But the baby’s bedtime was fast approaching, so at halftime, Kris got ready to take Alex home. Noting activity at our table, the waitress came over and asked how we wanted to split the bill. Kris and I pointed at each other and told her we would pay together. A few minutes later she returned with two bills.
As we looked them over, Josh remarked that he’d been charged for my cranberry juice.
“Right. You two are together,” the waitress said, gesturing to Josh and me, “and she—” pointing at Kris “—is separate.”
“Oh, okay,” I said, not wanting to make a big deal of the error. I glanced at Josh. “I’ll just pay you back later.”
The waitress paused. “Wasn’t that right? You two are together, aren’t you?”
I hesitated. But she’d asked a direct question, and I wasn’t about to lie about who was with whom even if it would make her feel better.
“No. We’re actually together,” I said, pointing at Kris, who by this time had Alex’s car seat tucked under her arm.

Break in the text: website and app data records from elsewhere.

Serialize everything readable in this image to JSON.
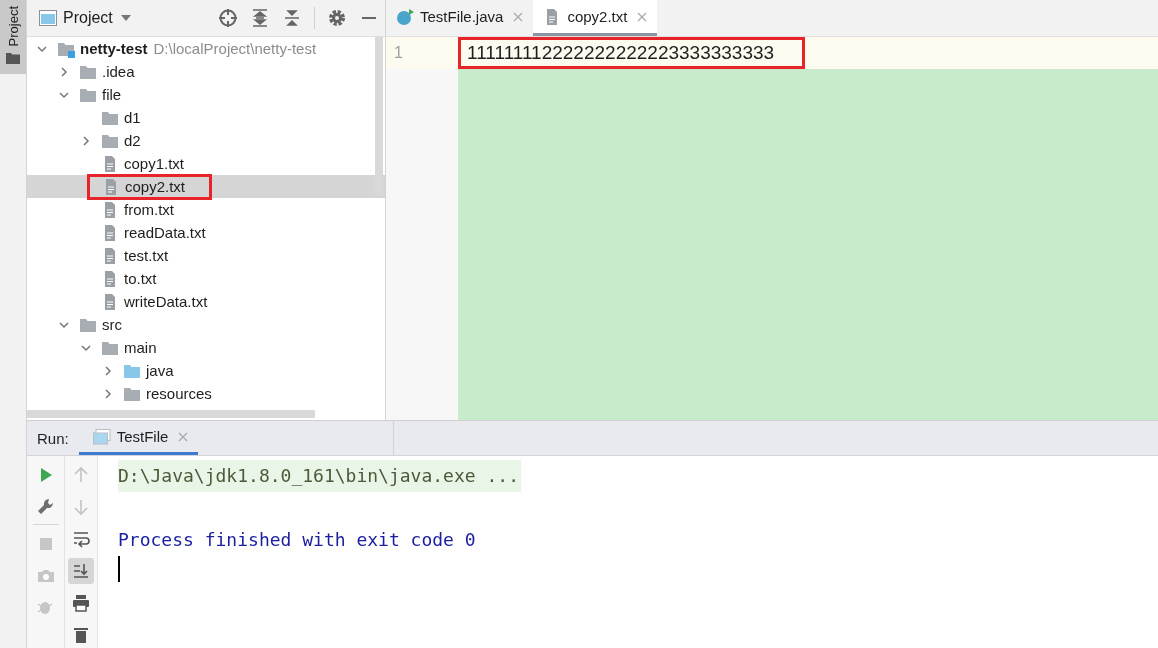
{
  "tool_strip": {
    "label": "Project",
    "selected": true
  },
  "project_panel": {
    "title": "Project"
  },
  "tree": [
    {
      "kind": "project",
      "name": "netty-test",
      "path": "D:\\localProject\\netty-test",
      "expanded": true,
      "selected": false,
      "annotated": false,
      "children": [
        {
          "kind": "folder",
          "name": ".idea",
          "expanded": false,
          "selected": false,
          "annotated": false
        },
        {
          "kind": "folder",
          "name": "file",
          "expanded": true,
          "selected": false,
          "annotated": false,
          "children": [
            {
              "kind": "folder",
              "name": "d1",
              "selected": false,
              "annotated": false
            },
            {
              "kind": "folder",
              "name": "d2",
              "expanded": false,
              "selected": false,
              "annotated": false
            },
            {
              "kind": "file",
              "name": "copy1.txt",
              "selected": false,
              "annotated": false
            },
            {
              "kind": "file",
              "name": "copy2.txt",
              "selected": true,
              "annotated": true
            },
            {
              "kind": "file",
              "name": "from.txt",
              "selected": false,
              "annotated": false
            },
            {
              "kind": "file",
              "name": "readData.txt",
              "selected": false,
              "annotated": false
            },
            {
              "kind": "file",
              "name": "test.txt",
              "selected": false,
              "annotated": false
            },
            {
              "kind": "file",
              "name": "to.txt",
              "selected": false,
              "annotated": false
            },
            {
              "kind": "file",
              "name": "writeData.txt",
              "selected": false,
              "annotated": false
            }
          ]
        },
        {
          "kind": "folder",
          "name": "src",
          "expanded": true,
          "selected": false,
          "annotated": false,
          "children": [
            {
              "kind": "folder",
              "name": "main",
              "expanded": true,
              "selected": false,
              "annotated": false,
              "children": [
                {
                  "kind": "source",
                  "name": "java",
                  "expanded": false,
                  "selected": false,
                  "annotated": false
                },
                {
                  "kind": "folder",
                  "name": "resources",
                  "expanded": false,
                  "selected": false,
                  "annotated": false
                }
              ]
            }
          ]
        }
      ]
    }
  ],
  "editor_tabs": [
    {
      "kind": "java",
      "label": "TestFile.java",
      "selected": false
    },
    {
      "kind": "text",
      "label": "copy2.txt",
      "selected": true
    }
  ],
  "editor": {
    "lines": [
      {
        "number": "1",
        "text": "111111112222222222223333333333",
        "annotated": true
      }
    ]
  },
  "run_panel": {
    "label": "Run:",
    "tabs": [
      {
        "label": "TestFile",
        "selected": true
      }
    ]
  },
  "run_toolbar": [
    {
      "kind": "run",
      "disabled": false
    },
    {
      "kind": "wrench",
      "disabled": false
    },
    {
      "kind": "stop",
      "disabled": true
    },
    {
      "kind": "camera",
      "disabled": true
    },
    {
      "kind": "bug",
      "disabled": true
    }
  ],
  "console_toolbar": [
    {
      "kind": "up",
      "disabled": true,
      "on": false
    },
    {
      "kind": "down",
      "disabled": true,
      "on": false
    },
    {
      "kind": "wrap",
      "disabled": false,
      "on": false
    },
    {
      "kind": "scroll-end",
      "disabled": false,
      "on": true
    },
    {
      "kind": "print",
      "disabled": false,
      "on": false
    },
    {
      "kind": "trash",
      "disabled": false,
      "on": false
    }
  ],
  "console": [
    {
      "kind": "command",
      "text": "D:\\Java\\jdk1.8.0_161\\bin\\java.exe ..."
    },
    {
      "kind": "info",
      "text": "Process finished with exit code 0"
    }
  ]
}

“Oh,” the girl said, flustered again, looking from one of us to the other. “I’m so sorry.”
“It’s fine,” I told her. “No worries.”
And it wasn’t a big deal. Kris left with Alex, and Josh and I moved into the baby-free bar area to watch the second half of the game. At one point I wondered if the all-male crowd noticed me with my short hair and my backwards baseball cap, but I had come in with a baby and was still sitting with a man. Probably they assumed, as had the waitress, that I enjoyed heterosexual privilege, just like—presumably—everyone else in the bar.

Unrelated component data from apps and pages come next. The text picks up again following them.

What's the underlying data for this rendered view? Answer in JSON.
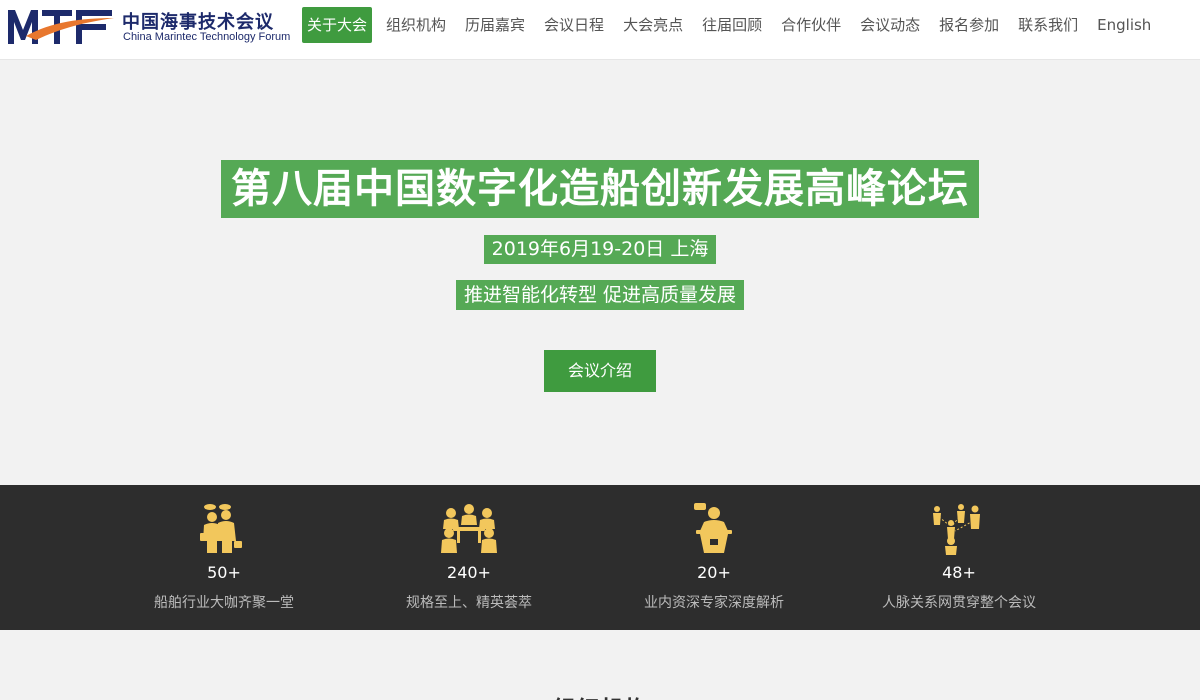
{
  "logo": {
    "mark_text": "MTF",
    "cn": "中国海事技术会议",
    "en": "China Marintec Technology Forum",
    "colors": {
      "navy": "#1d2a6b",
      "orange": "#e8772e"
    }
  },
  "nav": {
    "items": [
      {
        "label": "关于大会",
        "active": true
      },
      {
        "label": "组织机构"
      },
      {
        "label": "历届嘉宾"
      },
      {
        "label": "会议日程"
      },
      {
        "label": "大会亮点"
      },
      {
        "label": "往届回顾"
      },
      {
        "label": "合作伙伴"
      },
      {
        "label": "会议动态"
      },
      {
        "label": "报名参加"
      },
      {
        "label": "联系我们"
      },
      {
        "label": "English"
      }
    ]
  },
  "hero": {
    "title": "第八届中国数字化造船创新发展高峰论坛",
    "date": "2019年6月19-20日 上海",
    "slogan": "推进智能化转型 促进高质量发展",
    "button": "会议介绍"
  },
  "stats": [
    {
      "icon": "business-meeting-icon",
      "number": "50+",
      "desc": "船舶行业大咖齐聚一堂"
    },
    {
      "icon": "roundtable-icon",
      "number": "240+",
      "desc": "规格至上、精英荟萃"
    },
    {
      "icon": "speaker-podium-icon",
      "number": "20+",
      "desc": "业内资深专家深度解析"
    },
    {
      "icon": "network-people-icon",
      "number": "48+",
      "desc": "人脉关系网贯穿整个会议"
    }
  ],
  "section2": {
    "title": "组织机构"
  },
  "colors": {
    "accent_green": "#3f9b3f",
    "highlight_green": "#55a955",
    "dark_band": "#2d2d2d",
    "icon_gold": "#f2c75c"
  }
}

The Bears won (woo-hoo!) and Josh and I got caught up on each other’s lives and I went home to my wife and daughter in our little house at the edge of a big woods, and all in all it was a good night. But as I locked the front door and turned out the porch light, I couldn’t help but reflect on the rigid expectations of the outside world, the many conventions to which Kris and I have no interest in conforming. We aren’t going so far as to withhold our daughter’s biological sex from strangers or friends, but we are refusing, like many other parents, to abide by accepted rules of gender expression, a choice that no doubt would anger plenty of people–even those whose business it most decidedly is not.
The truth is, most of Alex’s clothes up to now (she’ll be nine months old in a few weeks) have been given to us. We’ve purchased probably fewer than two dozen articles of clothing, many of which have been diaper accessories or socks. In addition to new clothing gifts from a variety of quarters, Kris’s brother and sister-in-law sent us hand-me-downs from their two boys while another friend’s sister mailed us a box of clothing that had belonged to her granddaughters. As a result, sometimes Alex wears frilly pink sleepers with flowers and duckies, and sometimes she wears blue and green sweatshirts with obviously more macho puppies (huh?) on them. Sometimes both items at the same time, even.
Kris and I aren’t overly concerned with the diversity of clothing options, though we both tend to prefer non-pink, non-frilly ensembles. But just because neither Kris nor I are girly girls doesn’t mean our daughter won’t be. In fact, like Alex P. Keaton’s parents on “Family Ties,” we often talk about how we could well end up with a child who is decidedly different from either of us. Either way, it’s up to our Alex to figure out who she is and what she likes (as long as she isn’t a Packers fan, of course), and it’s up to us, her parents, to love her unconditionally. Nature and nurture both have something to say about gender, but biological sex alone doesn’t–and shouldn’t–determine how we perceive ourselves and each other.
That, I think, was likely the point that Baby Storm’s parents were trying to make before their voices got lost in the hurricane of gender anxiety swirling around our twenty-first century society.